In Eritrea beekeeping is one of the oldest agricultural activities. It has been developed and improved from generation to generation up to present times. Within ethnic groups many different management methods have developed according to the cultural and economic background of the people. Beekeeping techniques are not only confined to the different ethnic groups, they also vary between regions. The high standards of bee husbandry found within all ethnic groups represent the close relations of the beekeeping community and the exchanges of ideas and experiences within this group.
Traditional beekeeping, despite its antiquated appearance, is very efficient. Cost calculations show that the traditional technology has proved the most profitable in terms of return for labour and capital investment. Traditional beekeeping is sustainable and not so dependent on optimum environmental conditions. Honey can be produced even in marginal conditions thus providing cash income in areas that cannot otherwise be used.
Traditional! beekeeping does not stick to fixed or immobile cultural activities or management methods. It always responds to the environmental and economic circumstances of the beekeeping community. It allows even substantial changes towards more efficient bee husbandry, with higher monetary returns per hectare than from subsistence agriculture.
Honeybee diseases and predators
Eritrea is in the very fortunate position of no bee brood diseases having been found reported. Nosema and amoeba are the only diseases of adult bees present, but they are not too harmful.
Pests and parasites like wax moths, honey badgers, ants, bee-eating birds, lizards and spiders are present.
Support for projects
After Eritrea won its war against Ethiopia in May 1991, the new government announced that 60% of the 95,000 fighters in the country would be demobilised in three phases. In the first phase, which took place in the latter part of 1993, 26,000 fighters were demobilised; 22,000 more fighters were demobilised in the second phase, which occurred in late 1994. In mid 1995 another 4000 fighters were dismissed from ministries and parastatal organisations. A large number of the demobilised fighters are women.
The Reintegration of Demobilised Fighters Programme (MITIAS) was established to assist fighters in the process of reintegration into civilian life.
‘MITIAS’ is the name in Tigrinya given to form of communal help rendered to one of their members starting new life from zero.
MITIAS, with support from GTZ (Germany), will train numerous ex-fighters in existing traditional commercial bee farms. Only “on-the-job” training is used. Small funds will help the trainees to start establishing commercial bee farms immediately after training.

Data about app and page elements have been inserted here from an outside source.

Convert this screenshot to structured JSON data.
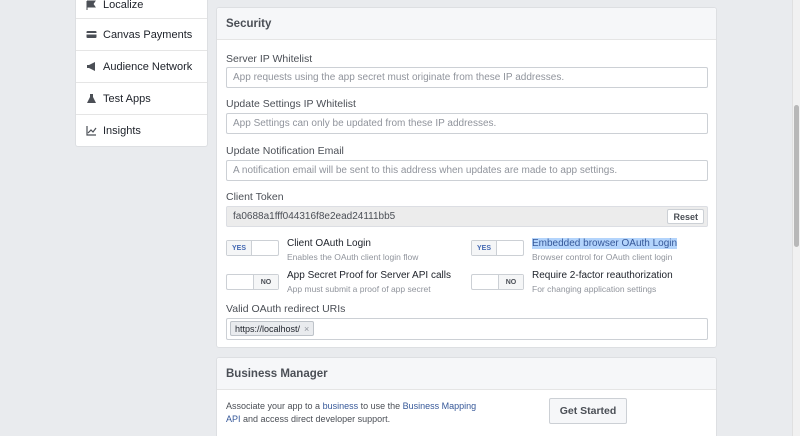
{
  "sidebar": {
    "items": [
      {
        "label": "Localize",
        "icon": "flag-icon"
      },
      {
        "label": "Canvas Payments",
        "icon": "card-icon"
      },
      {
        "label": "Audience Network",
        "icon": "megaphone-icon"
      },
      {
        "label": "Test Apps",
        "icon": "flask-icon"
      },
      {
        "label": "Insights",
        "icon": "chart-icon"
      }
    ]
  },
  "security": {
    "title": "Security",
    "server_ip": {
      "label": "Server IP Whitelist",
      "placeholder": "App requests using the app secret must originate from these IP addresses."
    },
    "update_ip": {
      "label": "Update Settings IP Whitelist",
      "placeholder": "App Settings can only be updated from these IP addresses."
    },
    "notify_email": {
      "label": "Update Notification Email",
      "placeholder": "A notification email will be sent to this address when updates are made to app settings."
    },
    "client_token": {
      "label": "Client Token",
      "value": "fa0688a1fff044316f8e2ead24111bb5",
      "reset_label": "Reset"
    },
    "toggles": {
      "client_oauth": {
        "state": "YES",
        "title": "Client OAuth Login",
        "desc": "Enables the OAuth client login flow"
      },
      "embedded_oauth": {
        "state": "YES",
        "title": "Embedded browser OAuth Login",
        "desc": "Browser control for OAuth client login"
      },
      "app_secret_proof": {
        "state": "NO",
        "title": "App Secret Proof for Server API calls",
        "desc": "App must submit a proof of app secret"
      },
      "two_factor": {
        "state": "NO",
        "title": "Require 2-factor reauthorization",
        "desc": "For changing application settings"
      }
    },
    "redirect_uris": {
      "label": "Valid OAuth redirect URIs",
      "tags": [
        "https://localhost/"
      ],
      "remove": "×"
    }
  },
  "business": {
    "title": "Business Manager",
    "text_a": "Associate your app to a ",
    "link_a": "business",
    "text_b": " to use the ",
    "link_b": "Business Mapping API",
    "text_c": " and access direct developer support.",
    "button": "Get Started"
  },
  "colors": {
    "link": "#365899",
    "toggle_on": "#4267b2",
    "highlight": "#b3d4fc"
  }
}
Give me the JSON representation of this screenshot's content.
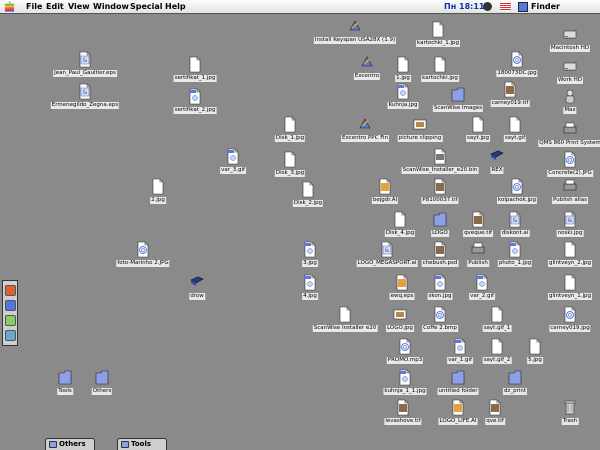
{
  "menubar": {
    "menus": [
      "File",
      "Edit",
      "View",
      "Window",
      "Special",
      "Help"
    ],
    "clock": "Пн 18:11",
    "active_app": "Finder"
  },
  "colors": {
    "desktop": "#8a8a8a",
    "folder": "#8e9fe6",
    "doc": "#ffffff",
    "app": "#5577dd"
  },
  "desktop_icons": [
    {
      "label": "Install Keyspan USA28X (1.9)",
      "type": "app"
    },
    {
      "label": "kartochki_1.jpg",
      "type": "doc"
    },
    {
      "label": "Macintosh HD",
      "type": "disk"
    },
    {
      "label": "Jean_Paul_Gaultier.eps",
      "type": "eps"
    },
    {
      "label": "sertifikat_1.jpg",
      "type": "doc"
    },
    {
      "label": "Excentro",
      "type": "app"
    },
    {
      "label": "1.jpg",
      "type": "doc"
    },
    {
      "label": "kartochki.jpg",
      "type": "doc"
    },
    {
      "label": "180073DC.jpg",
      "type": "qt"
    },
    {
      "label": "Work HD",
      "type": "disk"
    },
    {
      "label": "Ermenegildo_Zegna.eps",
      "type": "eps"
    },
    {
      "label": "sertifikat_2.jpg",
      "type": "jpeg"
    },
    {
      "label": "Kuhnja.jpg",
      "type": "jpeg"
    },
    {
      "label": "ScanWise Images",
      "type": "folder"
    },
    {
      "label": "carney019.tif",
      "type": "photo"
    },
    {
      "label": "Max",
      "type": "user"
    },
    {
      "label": "Disk_1.jpg",
      "type": "doc"
    },
    {
      "label": "Excentro PPC Fin",
      "type": "app"
    },
    {
      "label": "picture clipping",
      "type": "clip"
    },
    {
      "label": "sayt.jpg",
      "type": "doc"
    },
    {
      "label": "sayt.gif",
      "type": "doc"
    },
    {
      "label": "QMS 860 Print System",
      "type": "printer"
    },
    {
      "label": "var_3.gif",
      "type": "gif"
    },
    {
      "label": "Disk_3.jpg",
      "type": "doc"
    },
    {
      "label": "ScanWise_Installer_e20.bin",
      "type": "bin"
    },
    {
      "label": "REX",
      "type": "book"
    },
    {
      "label": "Concrete(2).JPG",
      "type": "qt"
    },
    {
      "label": "2.jpg",
      "type": "doc"
    },
    {
      "label": "Disk_2.jpg",
      "type": "doc"
    },
    {
      "label": "bejgdr.AI",
      "type": "ai"
    },
    {
      "label": "P8100037.tif",
      "type": "photo"
    },
    {
      "label": "kolpachok.jpg",
      "type": "qt"
    },
    {
      "label": "Publish alias",
      "type": "printer"
    },
    {
      "label": "Disk_4.jpg",
      "type": "doc"
    },
    {
      "label": "LOGO",
      "type": "folder"
    },
    {
      "label": "qveque.tif",
      "type": "photo"
    },
    {
      "label": "diskont.ai",
      "type": "eps"
    },
    {
      "label": "noski.jpg",
      "type": "eps"
    },
    {
      "label": "foto-Marinho 2.JPG",
      "type": "qt"
    },
    {
      "label": "3.jpg",
      "type": "jpeg"
    },
    {
      "label": "LOGO_MEGASPORT.ai",
      "type": "eps"
    },
    {
      "label": "chebush.psd",
      "type": "photo"
    },
    {
      "label": "Publish",
      "type": "printer"
    },
    {
      "label": "photo_1.jpg",
      "type": "jpeg"
    },
    {
      "label": "glintveyn_2.jpg",
      "type": "doc"
    },
    {
      "label": "drow",
      "type": "book"
    },
    {
      "label": "4.jpg",
      "type": "jpeg"
    },
    {
      "label": "ewq.eps",
      "type": "ai"
    },
    {
      "label": "skon.jpg",
      "type": "jpeg"
    },
    {
      "label": "var_2.gif",
      "type": "gif"
    },
    {
      "label": "glintveyn_1.jpg",
      "type": "doc"
    },
    {
      "label": "ScanWise Installer e20",
      "type": "doc"
    },
    {
      "label": "LOGO.jpg",
      "type": "clip"
    },
    {
      "label": "Coffe 2.bmp",
      "type": "qt"
    },
    {
      "label": "sayt.gif_1",
      "type": "doc"
    },
    {
      "label": "carney019.jpg",
      "type": "qt"
    },
    {
      "label": "PROMO.mp3",
      "type": "qt"
    },
    {
      "label": "var_1.gif",
      "type": "gif"
    },
    {
      "label": "sayt.gif_2",
      "type": "doc"
    },
    {
      "label": "5.jpg",
      "type": "doc"
    },
    {
      "label": "Tools",
      "type": "folder"
    },
    {
      "label": "Others",
      "type": "folder"
    },
    {
      "label": "kuhnja_1_1.jpg",
      "type": "jpeg"
    },
    {
      "label": "untitled folder",
      "type": "folder"
    },
    {
      "label": "dz_print",
      "type": "folder"
    },
    {
      "label": "levashove.tif",
      "type": "photo"
    },
    {
      "label": "LOGO_LIFE.AI",
      "type": "ai"
    },
    {
      "label": "qve.tif",
      "type": "photo"
    },
    {
      "label": "Trash",
      "type": "trash"
    }
  ],
  "tabs": [
    {
      "label": "Others"
    },
    {
      "label": "Tools"
    }
  ]
}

Controlled swarming by deliberately leaving one or two queen cells in hive is widely practised. If a swarm appears, the beekeepers (mostly women) search for the queen and keep her in queen cage for several days. This allows the colony to settle in newly prepared hive. During swarming periods the colonies are always watched carefully.
The regular catching of swarms is an important component of bee husbandry. If wild swarm is found it will be taken home and put in cleaned-up hive. The queen will have her wings cut and will be caged for several days to prevent absconding.

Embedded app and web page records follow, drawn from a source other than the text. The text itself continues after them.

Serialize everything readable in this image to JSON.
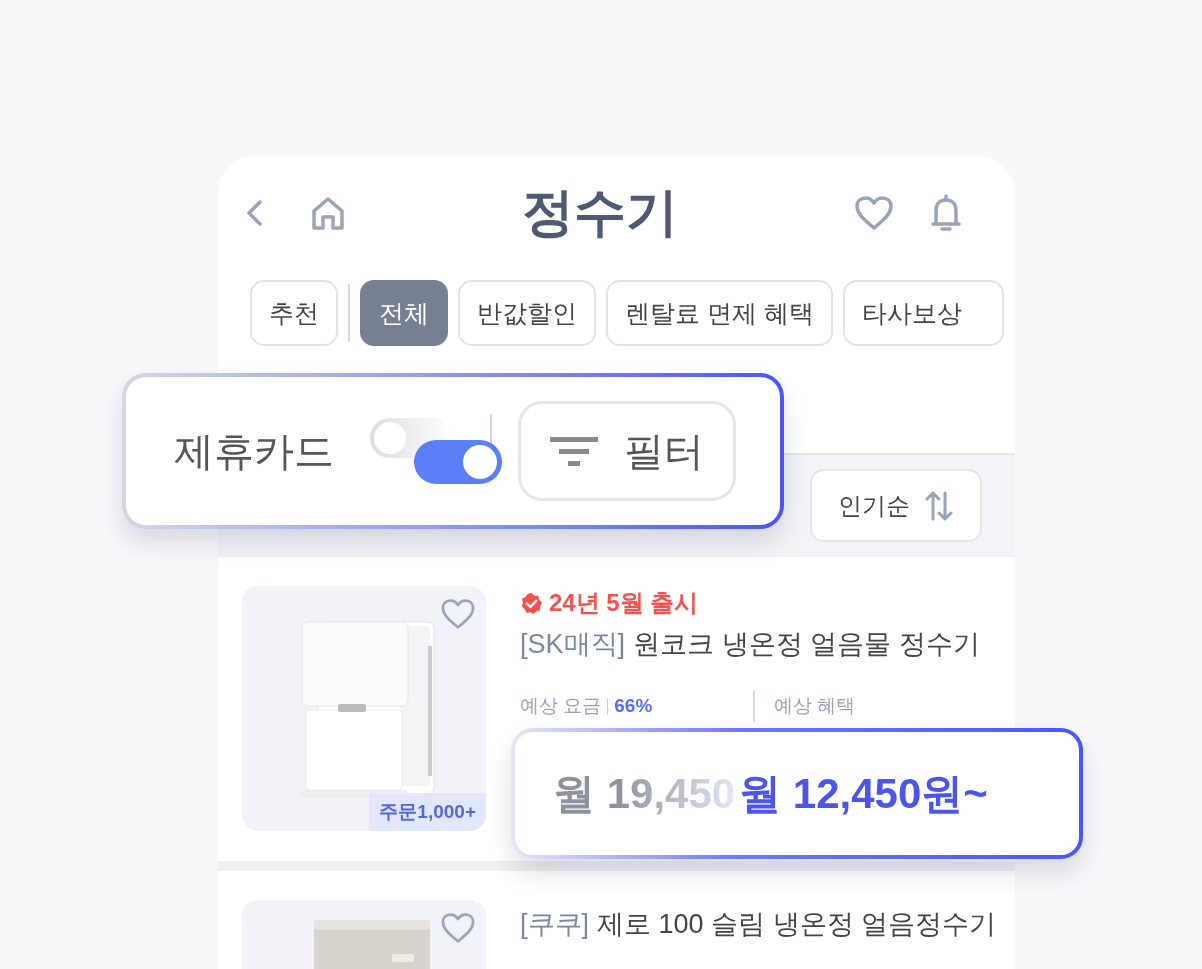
{
  "header": {
    "title": "정수기"
  },
  "chips": [
    {
      "label": "추천",
      "selected": false
    },
    {
      "label": "전체",
      "selected": true
    },
    {
      "label": "반값할인",
      "selected": false
    },
    {
      "label": "렌탈료 면제 혜택",
      "selected": false
    },
    {
      "label": "타사보상",
      "selected": false
    }
  ],
  "sort": {
    "label": "인기순"
  },
  "products": [
    {
      "kind": "purifier",
      "badge": "24년 5월 출시",
      "brand": "[SK매직]",
      "name": "원코크 냉온정 얼음물 정수기",
      "order_count": "주문1,000+",
      "fee_label": "예상 요금",
      "discount": "66%",
      "benefit_label": "예상 혜택"
    },
    {
      "kind": "box",
      "brand": "[쿠쿠]",
      "name": "제로 100 슬림 냉온정 얼음정수기"
    }
  ],
  "card_overlay": {
    "label": "제휴카드",
    "on": true,
    "filter_label": "필터"
  },
  "price_overlay": {
    "old_price": "월 19,450",
    "new_price": "월 12,450원~"
  }
}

Some beekeepers have increased swarm catching by hanging small empty ammunition crates or small traditional mud hives in the trees. They hope for a swarm to move in and then they will take it to their apiary. There the swarm will be transferred to an already prepared new hive.